The Linearity or Reportable Range Experiment

Elsa Quam BS, MT(ASCP) -- a frequent contributor to our Basic QC series -- turns in this essay for our Method Validation series. It is crucial to know the upper and lower limits of a test's reportable range. Elsa gives a step-by-step explanation of how to prepare and calculate the experiment that determines the range, using a cholesterol example as well as two Javascript worksheet calculators. Once you're done reading, you can plug in your own data and see the results. (Preview)

The Decision On Method Performance

You've crunched numbers, plotted and graphed -- now what do you do? Keeping in mind the inner, hidden, deeper, secret meaning of Method Validation, Dr. Westgard explains how to judge your method performance. (Preview)

The Data Analysis Tool Kit

Are you less frightened of statistics when we talk about them as tools? How about talking about statistics without showing you any equations? Well, that's what this lesson by Dr. Westgard does. If you can think about method validation as a job that needs a set of tools, you're ready to read this article.

The Comparison of Methods Experiment

The comparison of methods experiment is critical for assessing the systematic errors that occur with real patient specimens. Guidelines for performing the experiment are provided and there is an introductory discussion of how to graph the data and what statistics should be calculated.

The Replication Experiment
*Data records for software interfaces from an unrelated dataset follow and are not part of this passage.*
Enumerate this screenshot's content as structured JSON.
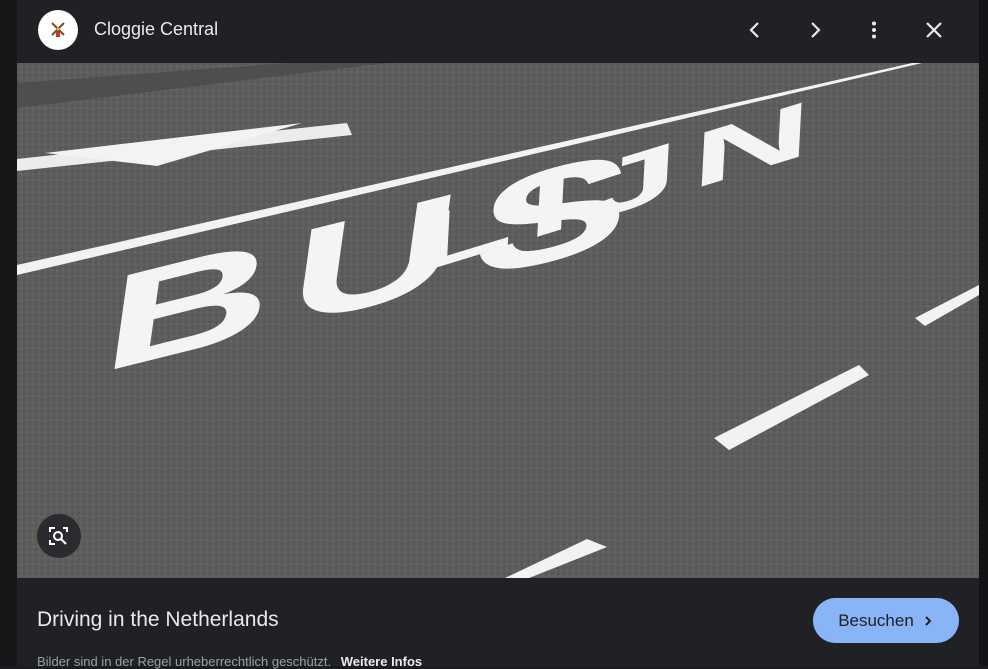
{
  "header": {
    "site_name": "Cloggie Central",
    "logo_icon": "windmill-icon",
    "prev_icon": "chevron-left-icon",
    "next_icon": "chevron-right-icon",
    "more_icon": "more-vert-icon",
    "close_icon": "close-icon"
  },
  "image": {
    "road_text_top": "LIJN",
    "road_text_bottom": "BUS",
    "lens_icon": "lens-search-icon"
  },
  "caption": {
    "title": "Driving in the Netherlands",
    "visit_label": "Besuchen"
  },
  "footer": {
    "copyright_note": "Bilder sind in der Regel urheberrechtlich geschützt.",
    "more_info_link": "Weitere Infos"
  },
  "colors": {
    "panel_bg": "#202124",
    "accent_button": "#8ab4f8",
    "text_primary": "#e8eaed",
    "text_secondary": "#9aa0a6"
  }
}
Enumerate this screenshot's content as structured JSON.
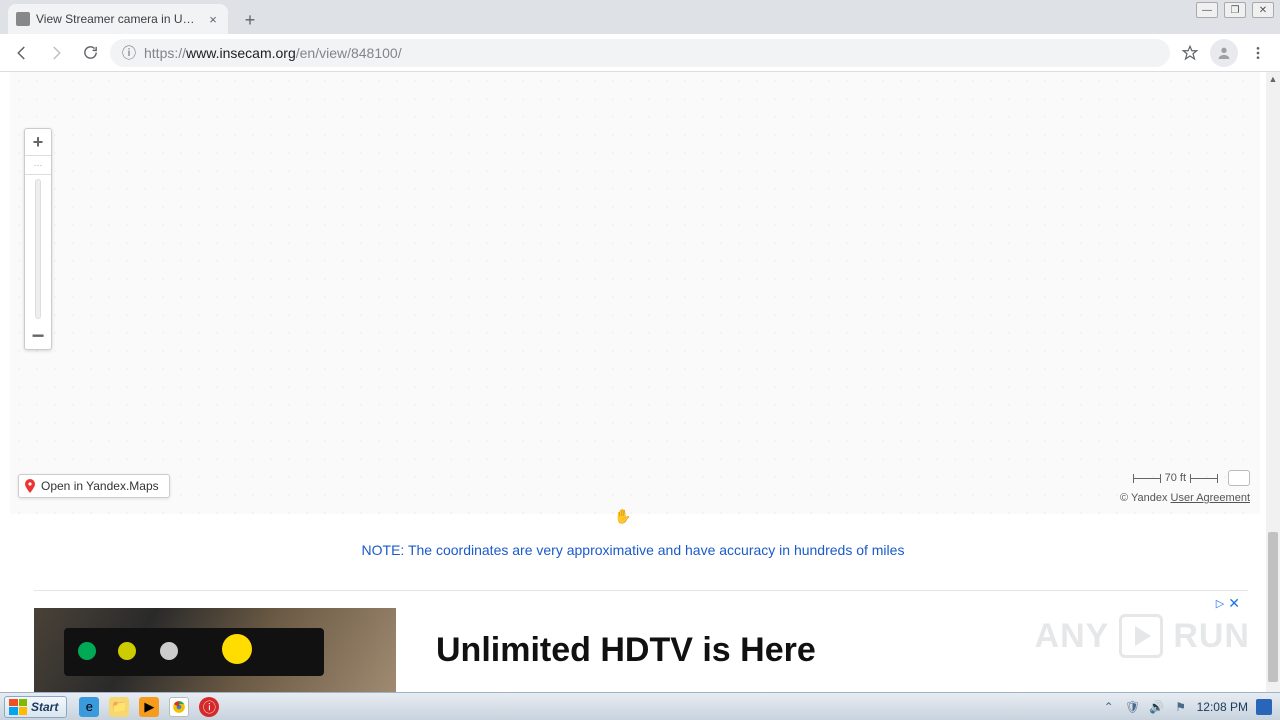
{
  "window": {
    "minimize": "—",
    "maximize": "❐",
    "close": "✕"
  },
  "tab": {
    "title": "View Streamer camera in United Sta",
    "close": "×",
    "new": "+"
  },
  "omnibox": {
    "scheme": "https://",
    "host": "www.insecam.org",
    "path": "/en/view/848100/",
    "info_icon": "ⓘ"
  },
  "map": {
    "zoom_in": "+",
    "zoom_out": "−",
    "open_link": "Open in Yandex.Maps",
    "scale_label": "70 ft",
    "credit_prefix": "© Yandex ",
    "credit_link": "User Agreement"
  },
  "note": "NOTE: The coordinates are very approximative and have accuracy in hundreds of miles",
  "ad": {
    "headline": "Unlimited HDTV is Here",
    "badge": "▷",
    "close": "✕"
  },
  "watermark": {
    "left": "ANY",
    "right": "RUN"
  },
  "taskbar": {
    "start": "Start",
    "clock": "12:08 PM"
  }
}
No, this doesn't involve making clones (we'll leave that to the Scots). This article is about one of the gold standards in method comparison studies. Dr. Westgard explains what this important experiment is, how you perform and interpret it, as well as how you can use the results to improve your laboratory. A Javascript Replication Experiment calculator is included to crunch the numbers for you